↓

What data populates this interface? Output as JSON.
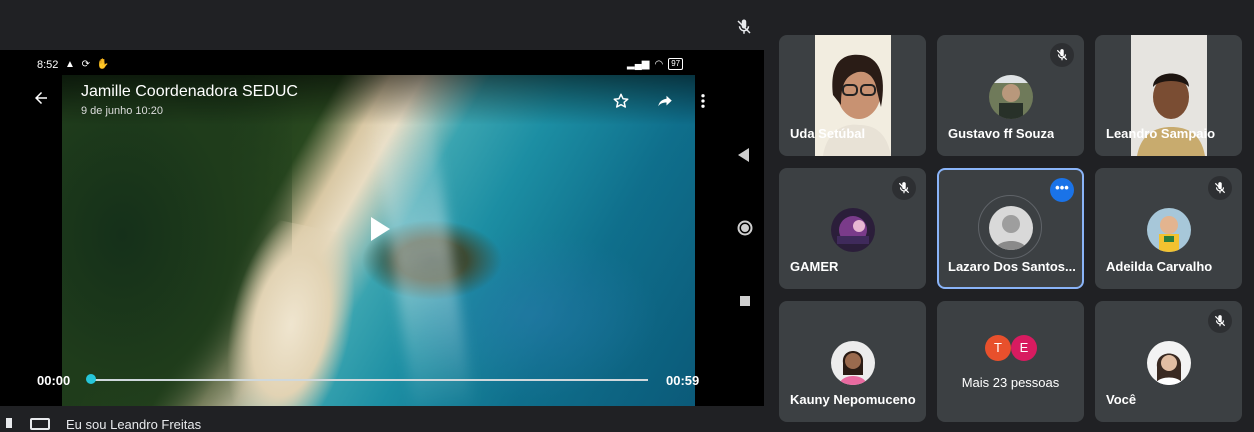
{
  "presentation": {
    "status_time": "8:52",
    "battery": "97",
    "video_title": "Jamille Coordenadora SEDUC",
    "video_date": "9 de junho 10:20",
    "time_current": "00:00",
    "time_total": "00:59",
    "progress": 0.0
  },
  "footer": {
    "label": "Eu sou Leandro Freitas"
  },
  "participants": [
    {
      "name": "Uda Setúbal"
    },
    {
      "name": "Gustavo ff Souza"
    },
    {
      "name": "Leandro Sampaio"
    },
    {
      "name": "GAMER"
    },
    {
      "name": "Lazaro Dos Santos..."
    },
    {
      "name": "Adeilda Carvalho"
    },
    {
      "name": "Kauny Nepomuceno"
    },
    {
      "name": "Você"
    }
  ],
  "more_people": {
    "label": "Mais 23 pessoas",
    "initials": [
      "T",
      "E"
    ],
    "colors": [
      "#e8502c",
      "#d81b60"
    ]
  },
  "colors": {
    "background": "#202124",
    "tile": "#3c4043",
    "active_border": "#8ab4f8",
    "accent": "#1a73e8"
  }
}
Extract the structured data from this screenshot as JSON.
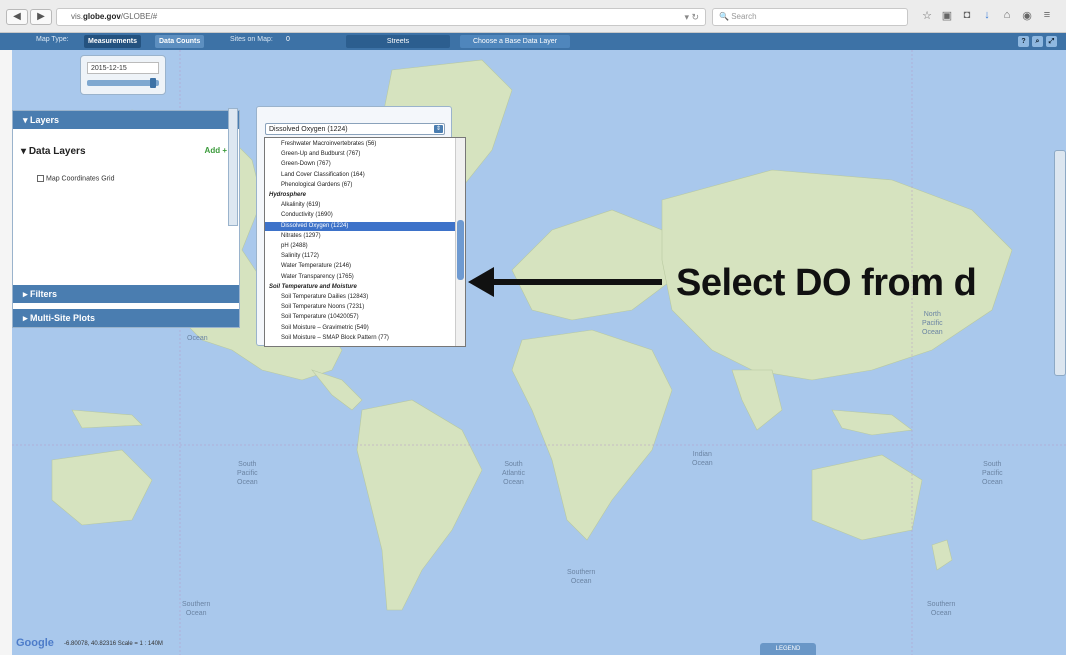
{
  "browser": {
    "url_prefix": "vis.",
    "url_host": "globe.gov",
    "url_path": "/GLOBE/#",
    "search_placeholder": "Search"
  },
  "header": {
    "map_type_label": "Map Type:",
    "tab_measurements": "Measurements",
    "tab_data_counts": "Data Counts",
    "sites_on_map_label": "Sites on Map:",
    "sites_on_map_value": "0",
    "streets_label": "Streets",
    "base_layer_label": "Choose a Base Data Layer"
  },
  "date": {
    "value": "2015-12-15",
    "slider_level": 0.95
  },
  "panel": {
    "layers_title": "Layers",
    "data_layers_title": "Data Layers",
    "add_label": "Add +",
    "map_coordinates_grid": "Map Coordinates Grid",
    "filters_title": "Filters",
    "multisite_title": "Multi-Site Plots"
  },
  "dropdown": {
    "selected_value": "Dissolved Oxygen (1224)",
    "items": [
      {
        "label": "Freshwater Macroinvertebrates (56)",
        "type": "item"
      },
      {
        "label": "Green-Up and Budburst (767)",
        "type": "item"
      },
      {
        "label": "Green-Down (767)",
        "type": "item"
      },
      {
        "label": "Land Cover Classification (164)",
        "type": "item"
      },
      {
        "label": "Phenological Gardens (67)",
        "type": "item"
      },
      {
        "label": "Hydrosphere",
        "type": "group"
      },
      {
        "label": "Alkalinity (619)",
        "type": "item"
      },
      {
        "label": "Conductivity (1690)",
        "type": "item"
      },
      {
        "label": "Dissolved Oxygen (1224)",
        "type": "selected"
      },
      {
        "label": "Nitrates (1297)",
        "type": "item"
      },
      {
        "label": "pH (2488)",
        "type": "item"
      },
      {
        "label": "Salinity (1172)",
        "type": "item"
      },
      {
        "label": "Water Temperature (2146)",
        "type": "item"
      },
      {
        "label": "Water Transparency (1765)",
        "type": "item"
      },
      {
        "label": "Soil Temperature and Moisture",
        "type": "group"
      },
      {
        "label": "Soil Temperature Dailies (12843)",
        "type": "item"
      },
      {
        "label": "Soil Temperature Noons (7231)",
        "type": "item"
      },
      {
        "label": "Soil Temperature (10420057)",
        "type": "item"
      },
      {
        "label": "Soil Moisture – Gravimetric (549)",
        "type": "item"
      },
      {
        "label": "Soil Moisture – SMAP Block Pattern (77)",
        "type": "item"
      }
    ]
  },
  "annotation": {
    "text": "Select DO from d"
  },
  "map": {
    "ocean_labels": {
      "south_pacific": "South\nPacific\nOcean",
      "south_atlantic": "South\nAtlantic\nOcean",
      "indian": "Indian\nOcean",
      "south_pacific_right": "South\nPacific\nOcean",
      "north_pacific_right": "North\nPacific\nOcean",
      "southern_left": "Southern\nOcean",
      "southern_mid": "Southern\nOcean",
      "southern_right": "Southern\nOcean",
      "ocean_left": "Ocean"
    },
    "land_color": "#d6e3bf",
    "water_color": "#a9c8ec"
  },
  "footer": {
    "google": "Google",
    "coords": "-6.80078, 40.82316 Scale = 1 : 140M",
    "legend": "LEGEND"
  }
}
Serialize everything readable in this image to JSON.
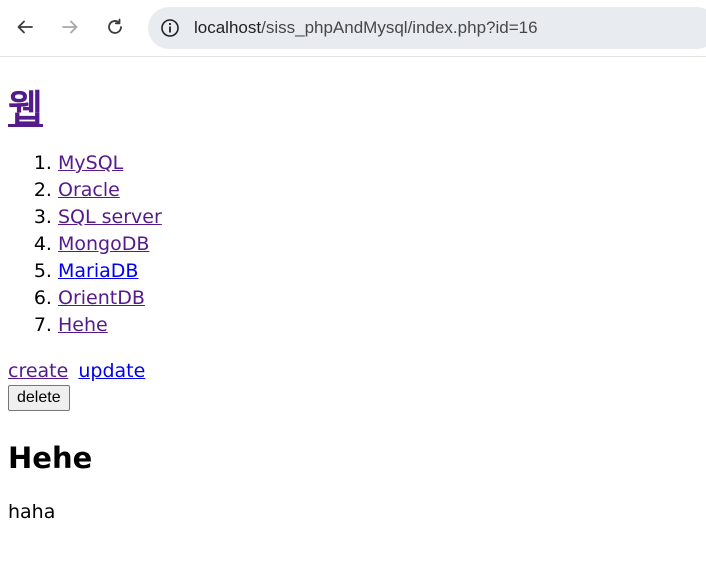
{
  "browser": {
    "url_host": "localhost",
    "url_path": "/siss_phpAndMysql/index.php?id=16"
  },
  "page": {
    "title": "웹",
    "topics": [
      {
        "label": "MySQL",
        "visited": true
      },
      {
        "label": "Oracle",
        "visited": true
      },
      {
        "label": "SQL server",
        "visited": true
      },
      {
        "label": "MongoDB",
        "visited": true
      },
      {
        "label": "MariaDB",
        "visited": false
      },
      {
        "label": "OrientDB",
        "visited": true
      },
      {
        "label": "Hehe",
        "visited": true
      }
    ],
    "actions": {
      "create": "create",
      "update": "update",
      "delete": "delete"
    },
    "article": {
      "heading": "Hehe",
      "body": "haha"
    }
  },
  "colors": {
    "visited_link": "#551a8b",
    "unvisited_link": "#0000ee",
    "omnibox_bg": "#e8ecf1"
  }
}
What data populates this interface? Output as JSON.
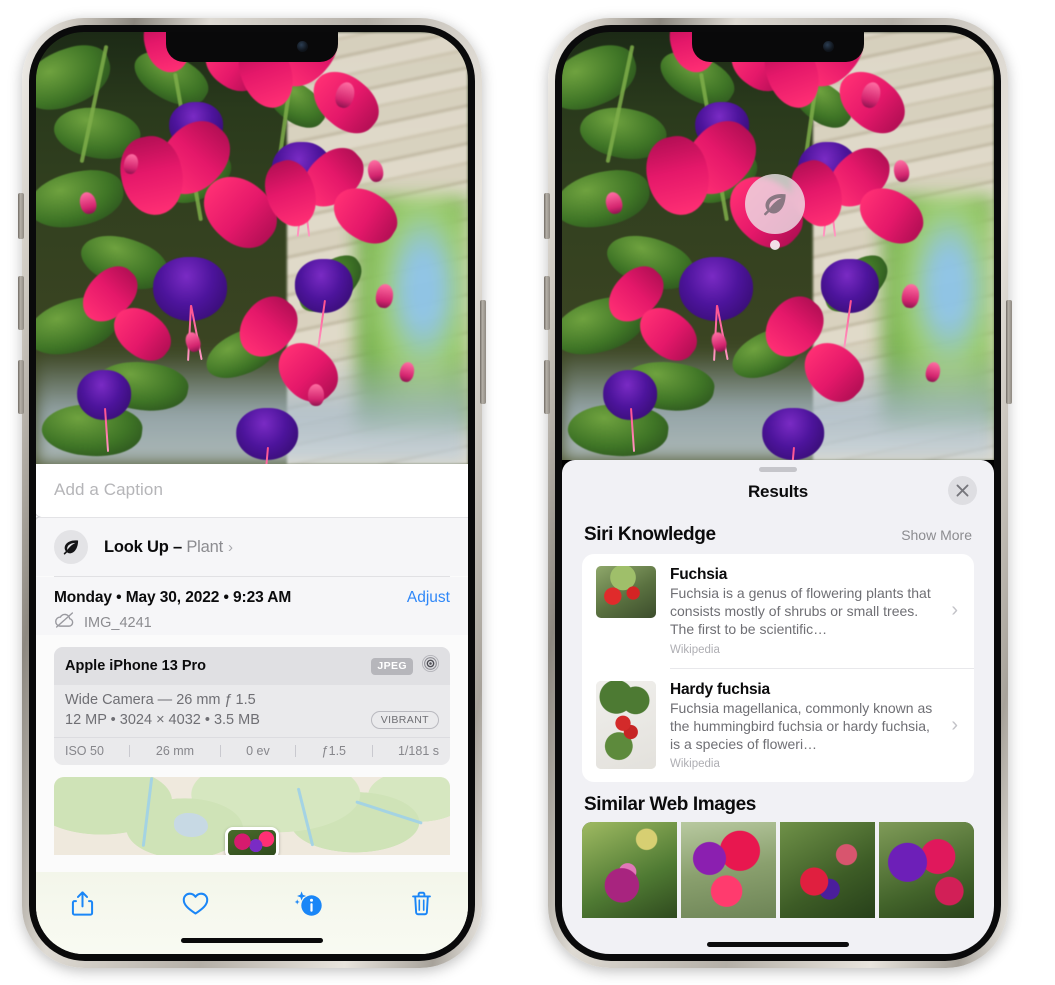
{
  "left_phone": {
    "caption_placeholder": "Add a Caption",
    "lookup": {
      "icon": "leaf-icon",
      "label": "Look Up – ",
      "subject": "Plant",
      "chevron": "›"
    },
    "meta": {
      "date": "Monday • May 30, 2022 • 9:23 AM",
      "adjust_label": "Adjust",
      "cloud_icon": "cloud-slash-icon",
      "filename": "IMG_4241"
    },
    "exif": {
      "device": "Apple iPhone 13 Pro",
      "format_badge": "JPEG",
      "lens_icon": "aperture-icon",
      "camera_line": "Wide Camera — 26 mm ƒ 1.5",
      "size_line": "12 MP • 3024 × 4032 • 3.5 MB",
      "style_pill": "VIBRANT",
      "stats": [
        "ISO 50",
        "26 mm",
        "0 ev",
        "ƒ1.5",
        "1/181 s"
      ]
    },
    "toolbar": [
      {
        "name": "share-icon",
        "label": "Share"
      },
      {
        "name": "heart-icon",
        "label": "Favorite"
      },
      {
        "name": "info-sparkle-icon",
        "label": "Info"
      },
      {
        "name": "trash-icon",
        "label": "Delete"
      }
    ]
  },
  "right_phone": {
    "visual_lookup_badge": "leaf-icon",
    "sheet": {
      "title": "Results",
      "close_icon": "close-icon"
    },
    "siri_knowledge": {
      "title": "Siri Knowledge",
      "show_more": "Show More",
      "cards": [
        {
          "title": "Fuchsia",
          "description": "Fuchsia is a genus of flowering plants that consists mostly of shrubs or small trees. The first to be scientific…",
          "source": "Wikipedia",
          "chevron": "›"
        },
        {
          "title": "Hardy fuchsia",
          "description": "Fuchsia magellanica, commonly known as the hummingbird fuchsia or hardy fuchsia, is a species of floweri…",
          "source": "Wikipedia",
          "chevron": "›"
        }
      ]
    },
    "similar_web_images": {
      "title": "Similar Web Images",
      "thumbs": [
        "web-image-1",
        "web-image-2",
        "web-image-3",
        "web-image-4"
      ]
    }
  },
  "colors": {
    "accent_blue": "#2f87f7",
    "sheet_bg": "#f1f1f5",
    "card_bg": "#ffffff",
    "secondary_text": "#8c8c90"
  }
}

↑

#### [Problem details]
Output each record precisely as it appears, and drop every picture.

#### [Task solution]
What data populates this interface? Output as JSON.
{
  "presentation": {
    "status_time": "8:52",
    "battery": "97",
    "video_title": "Jamille Coordenadora SEDUC",
    "video_date": "9 de junho 10:20",
    "time_current": "00:00",
    "time_total": "00:59",
    "progress": 0.0
  },
  "footer": {
    "label": "Eu sou Leandro Freitas"
  },
  "participants": [
    {
      "name": "Uda Setúbal"
    },
    {
      "name": "Gustavo ff Souza"
    },
    {
      "name": "Leandro Sampaio"
    },
    {
      "name": "GAMER"
    },
    {
      "name": "Lazaro Dos Santos..."
    },
    {
      "name": "Adeilda Carvalho"
    },
    {
      "name": "Kauny Nepomuceno"
    },
    {
      "name": "Você"
    }
  ],
  "more_people": {
    "label": "Mais 23 pessoas",
    "initials": [
      "T",
      "E"
    ],
    "colors": [
      "#e8502c",
      "#d81b60"
    ]
  },
  "colors": {
    "background": "#202124",
    "tile": "#3c4043",
    "active_border": "#8ab4f8",
    "accent": "#1a73e8"
  }
}
Extract the structured data from this screenshot as JSON.
{
  "browser": {
    "url_prefix": "vis.",
    "url_host": "globe.gov",
    "url_path": "/GLOBE/#",
    "search_placeholder": "Search"
  },
  "header": {
    "map_type_label": "Map Type:",
    "tab_measurements": "Measurements",
    "tab_data_counts": "Data Counts",
    "sites_on_map_label": "Sites on Map:",
    "sites_on_map_value": "0",
    "streets_label": "Streets",
    "base_layer_label": "Choose a Base Data Layer"
  },
  "date": {
    "value": "2015-12-15",
    "slider_level": 0.95
  },
  "panel": {
    "layers_title": "Layers",
    "data_layers_title": "Data Layers",
    "add_label": "Add +",
    "map_coordinates_grid": "Map Coordinates Grid",
    "filters_title": "Filters",
    "multisite_title": "Multi-Site Plots"
  },
  "dropdown": {
    "selected_value": "Dissolved Oxygen (1224)",
    "items": [
      {
        "label": "Freshwater Macroinvertebrates (56)",
        "type": "item"
      },
      {
        "label": "Green-Up and Budburst (767)",
        "type": "item"
      },
      {
        "label": "Green-Down (767)",
        "type": "item"
      },
      {
        "label": "Land Cover Classification (164)",
        "type": "item"
      },
      {
        "label": "Phenological Gardens (67)",
        "type": "item"
      },
      {
        "label": "Hydrosphere",
        "type": "group"
      },
      {
        "label": "Alkalinity (619)",
        "type": "item"
      },
      {
        "label": "Conductivity (1690)",
        "type": "item"
      },
      {
        "label": "Dissolved Oxygen (1224)",
        "type": "selected"
      },
      {
        "label": "Nitrates (1297)",
        "type": "item"
      },
      {
        "label": "pH (2488)",
        "type": "item"
      },
      {
        "label": "Salinity (1172)",
        "type": "item"
      },
      {
        "label": "Water Temperature (2146)",
        "type": "item"
      },
      {
        "label": "Water Transparency (1765)",
        "type": "item"
      },
      {
        "label": "Soil Temperature and Moisture",
        "type": "group"
      },
      {
        "label": "Soil Temperature Dailies (12843)",
        "type": "item"
      },
      {
        "label": "Soil Temperature Noons (7231)",
        "type": "item"
      },
      {
        "label": "Soil Temperature (10420057)",
        "type": "item"
      },
      {
        "label": "Soil Moisture – Gravimetric (549)",
        "type": "item"
      },
      {
        "label": "Soil Moisture – SMAP Block Pattern (77)",
        "type": "item"
      }
    ]
  },
  "annotation": {
    "text": "Select DO from d"
  },
  "map": {
    "ocean_labels": {
      "south_pacific": "South\nPacific\nOcean",
      "south_atlantic": "South\nAtlantic\nOcean",
      "indian": "Indian\nOcean",
      "south_pacific_right": "South\nPacific\nOcean",
      "north_pacific_right": "North\nPacific\nOcean",
      "southern_left": "Southern\nOcean",
      "southern_mid": "Southern\nOcean",
      "southern_right": "Southern\nOcean",
      "ocean_left": "Ocean"
    },
    "land_color": "#d6e3bf",
    "water_color": "#a9c8ec"
  },
  "footer": {
    "google": "Google",
    "coords": "-6.80078, 40.82316 Scale = 1 : 140M",
    "legend": "LEGEND"
  }
}
Serialize everything readable in this image to JSON.
{
  "browser": {
    "url_host": "localhost",
    "url_path": "/siss_phpAndMysql/index.php?id=16"
  },
  "page": {
    "title": "웹",
    "topics": [
      {
        "label": "MySQL",
        "visited": true
      },
      {
        "label": "Oracle",
        "visited": true
      },
      {
        "label": "SQL server",
        "visited": true
      },
      {
        "label": "MongoDB",
        "visited": true
      },
      {
        "label": "MariaDB",
        "visited": false
      },
      {
        "label": "OrientDB",
        "visited": true
      },
      {
        "label": "Hehe",
        "visited": true
      }
    ],
    "actions": {
      "create": "create",
      "update": "update",
      "delete": "delete"
    },
    "article": {
      "heading": "Hehe",
      "body": "haha"
    }
  },
  "colors": {
    "visited_link": "#551a8b",
    "unvisited_link": "#0000ee",
    "omnibox_bg": "#e8ecf1"
  }
}
What data populates this interface? Output as JSON.
{
  "left_phone": {
    "caption_placeholder": "Add a Caption",
    "lookup": {
      "icon": "leaf-icon",
      "label": "Look Up – ",
      "subject": "Plant",
      "chevron": "›"
    },
    "meta": {
      "date": "Monday • May 30, 2022 • 9:23 AM",
      "adjust_label": "Adjust",
      "cloud_icon": "cloud-slash-icon",
      "filename": "IMG_4241"
    },
    "exif": {
      "device": "Apple iPhone 13 Pro",
      "format_badge": "JPEG",
      "lens_icon": "aperture-icon",
      "camera_line": "Wide Camera — 26 mm ƒ 1.5",
      "size_line": "12 MP • 3024 × 4032 • 3.5 MB",
      "style_pill": "VIBRANT",
      "stats": [
        "ISO 50",
        "26 mm",
        "0 ev",
        "ƒ1.5",
        "1/181 s"
      ]
    },
    "toolbar": [
      {
        "name": "share-icon",
        "label": "Share"
      },
      {
        "name": "heart-icon",
        "label": "Favorite"
      },
      {
        "name": "info-sparkle-icon",
        "label": "Info"
      },
      {
        "name": "trash-icon",
        "label": "Delete"
      }
    ]
  },
  "right_phone": {
    "visual_lookup_badge": "leaf-icon",
    "sheet": {
      "title": "Results",
      "close_icon": "close-icon"
    },
    "siri_knowledge": {
      "title": "Siri Knowledge",
      "show_more": "Show More",
      "cards": [
        {
          "title": "Fuchsia",
          "description": "Fuchsia is a genus of flowering plants that consists mostly of shrubs or small trees. The first to be scientific…",
          "source": "Wikipedia",
          "chevron": "›"
        },
        {
          "title": "Hardy fuchsia",
          "description": "Fuchsia magellanica, commonly known as the hummingbird fuchsia or hardy fuchsia, is a species of floweri…",
          "source": "Wikipedia",
          "chevron": "›"
        }
      ]
    },
    "similar_web_images": {
      "title": "Similar Web Images",
      "thumbs": [
        "web-image-1",
        "web-image-2",
        "web-image-3",
        "web-image-4"
      ]
    }
  },
  "colors": {
    "accent_blue": "#2f87f7",
    "sheet_bg": "#f1f1f5",
    "card_bg": "#ffffff",
    "secondary_text": "#8c8c90"
  }
}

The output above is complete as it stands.